(1.) PERSISTENT THREADS. Instead of launching a thread per pixel, launch enough threads to fill the GPU once, and have the threads pull work from a global pool. The problem is that ray traversal has varying execution time. The advantage of threads grabbing their own work is that long running warps only stall the warp instead of stalling the entire block (another block would have to wait until the longest running warp finished before being issued). Also note paper pulls work from the global pool into small local (shared memory) pools to reduce pressure on a single global atomic counter.

(2.) PER-RAY TRAVERSAL. Typical CPU SIMD tracers do packet traversal partly because of lack of vector gather and because CPUs don't automatically handle branch divergence. The paper found that per-ray traversal is faster than packet traversal on the GTX285 in all cases, and for diffuse primary rays about 2x faster (even though per-ray traversal decreases memory coherency)!


- 192 threads/block
- 21-25 registers/thread
- node data fetched via 1D texture fetch (cached)
- triangle data fetched via direct global memory access (non-cached)
- per-ray stacks via global memory access (non-cached)
- binary BVH traversal with maximum leaf size of 8
- tree built using greedy surface-area heuristic
- 64 bytes per the two BVH nodes (one full global memory segment access)
- pair of BVH nodes always fetched and tested together
- Woop's unit triangle intersection test
- 48 bytes per triangle (1 to 2 global memory segments per access)
- rays assigned in Morton order (good node texture coherency on primary rays)
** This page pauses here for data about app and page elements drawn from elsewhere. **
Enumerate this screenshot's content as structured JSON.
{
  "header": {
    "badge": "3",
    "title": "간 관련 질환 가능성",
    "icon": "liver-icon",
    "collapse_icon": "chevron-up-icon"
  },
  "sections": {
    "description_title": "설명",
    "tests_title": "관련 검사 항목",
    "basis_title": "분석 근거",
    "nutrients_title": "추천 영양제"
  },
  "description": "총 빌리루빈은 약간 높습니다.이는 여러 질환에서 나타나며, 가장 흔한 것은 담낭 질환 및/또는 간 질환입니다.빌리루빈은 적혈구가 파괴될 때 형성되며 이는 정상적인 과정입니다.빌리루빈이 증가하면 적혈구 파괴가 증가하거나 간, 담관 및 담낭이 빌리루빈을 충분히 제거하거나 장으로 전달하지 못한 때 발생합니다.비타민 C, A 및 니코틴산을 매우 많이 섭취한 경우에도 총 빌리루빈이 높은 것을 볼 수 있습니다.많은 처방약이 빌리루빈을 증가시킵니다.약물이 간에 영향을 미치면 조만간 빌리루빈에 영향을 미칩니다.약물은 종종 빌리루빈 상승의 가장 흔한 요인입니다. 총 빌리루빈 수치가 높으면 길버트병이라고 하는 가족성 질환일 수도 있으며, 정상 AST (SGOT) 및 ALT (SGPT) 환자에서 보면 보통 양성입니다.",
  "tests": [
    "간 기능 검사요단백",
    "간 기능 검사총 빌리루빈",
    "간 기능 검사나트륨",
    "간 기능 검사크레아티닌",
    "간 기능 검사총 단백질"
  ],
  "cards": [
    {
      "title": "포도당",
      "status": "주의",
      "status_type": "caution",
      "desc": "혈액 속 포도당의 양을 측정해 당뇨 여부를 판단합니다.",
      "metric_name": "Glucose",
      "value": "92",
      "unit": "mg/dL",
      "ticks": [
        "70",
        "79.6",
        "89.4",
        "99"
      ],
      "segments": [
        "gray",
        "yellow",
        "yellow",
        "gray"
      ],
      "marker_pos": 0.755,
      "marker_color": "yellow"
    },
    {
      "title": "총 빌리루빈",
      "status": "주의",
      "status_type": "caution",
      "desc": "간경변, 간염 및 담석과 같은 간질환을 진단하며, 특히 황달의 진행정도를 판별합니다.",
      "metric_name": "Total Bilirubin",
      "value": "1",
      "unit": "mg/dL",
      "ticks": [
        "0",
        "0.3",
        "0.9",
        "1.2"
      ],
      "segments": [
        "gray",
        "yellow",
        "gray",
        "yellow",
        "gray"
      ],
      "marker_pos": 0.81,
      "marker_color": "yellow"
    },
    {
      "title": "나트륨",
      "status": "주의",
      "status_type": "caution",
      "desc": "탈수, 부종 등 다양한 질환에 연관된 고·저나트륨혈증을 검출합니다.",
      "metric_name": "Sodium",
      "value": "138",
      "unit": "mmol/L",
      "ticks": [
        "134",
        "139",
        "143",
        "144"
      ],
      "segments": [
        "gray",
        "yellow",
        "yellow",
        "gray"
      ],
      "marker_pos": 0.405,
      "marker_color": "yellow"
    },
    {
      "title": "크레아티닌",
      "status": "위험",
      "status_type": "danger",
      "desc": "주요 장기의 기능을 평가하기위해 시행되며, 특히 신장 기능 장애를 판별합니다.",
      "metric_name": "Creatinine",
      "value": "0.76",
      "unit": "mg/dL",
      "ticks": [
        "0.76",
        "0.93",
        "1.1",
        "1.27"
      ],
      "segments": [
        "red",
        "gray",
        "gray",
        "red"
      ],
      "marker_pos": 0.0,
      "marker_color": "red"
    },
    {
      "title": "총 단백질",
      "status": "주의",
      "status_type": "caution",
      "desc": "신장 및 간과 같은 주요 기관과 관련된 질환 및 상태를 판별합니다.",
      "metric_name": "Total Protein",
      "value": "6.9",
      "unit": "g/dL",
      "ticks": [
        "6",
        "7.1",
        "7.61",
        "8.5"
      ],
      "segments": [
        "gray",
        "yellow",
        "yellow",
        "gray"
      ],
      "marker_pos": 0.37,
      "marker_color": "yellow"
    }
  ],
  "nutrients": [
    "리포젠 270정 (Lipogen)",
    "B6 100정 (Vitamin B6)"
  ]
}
I'm making some assumptions here (which I didn't see in the paper directly but should be obvious?), that the pairs of BVH nodes and 48 byte triangle leaf data (referred to below as a "data block") are fetched using 1-2 global memory transaction into shared memory.

(1.) Threads write address of data block into shared memory.
(2.) All threads share in loading the data block for one thread at a time.
(3.) Data blocks are loaded with increasing bank offsets.

This insures very fast memory transactions both globally (perfect coalescing on GT200), and no bank conflicts locally afterward when threads move from coordinated loading to individual parallel computation.

Notice stack data is also thread-local storage which is non-cached global memory accesses. I'm going to assume again that they insured good global memory segment coalescing (GT200) via keeping per thread stacks spaced out by a stride of 16. This way global memory segments required for stack update would be a function of divergence in stack size. So stacks of similar size would get serviced in a single global memory transaction (aside, this is exactly the same thing required on Larrabee to do fast parallel stacks since gather performance is a function of cache lines accessed).

Dedicated Warp-Wide Scan or Prefix Sum Instruction

This enables lower software overhead for fine thread granularity work regrouping on the GPU. IMO NVidia needs this (or something like Larrabee's 2 related instructions), covered it in prior blog posts, have hopes that this might be in NVidia's GT300 arch. The paper covers this in the section on "Improving the SIMD efficiency further".

Paper found that current software overhead for replacing terminated rays didn't yield a consistent performance update. However simulator suggested a max 20% improvement with the addition of two warp-wide hardware instructions (prefix sum and population count) assuming no memory bottleneck.

Paper also has some very rough speculation towards going to fully dynamic "Work queues" using the simulated new warp-wide instructions showing a max potential of 40% and 80% performance improvements in two cases assuming no memory bottleneck.

SIMD Width : 32-wide vs 16-wide vs 1-wide (Scaler)

Given impossibly infinitely fast memory, and identical computational power, simulator results showed 16-wide SIMD to be 6-19% faster, and scaler to be 30-144% faster than 32-wide SIMD.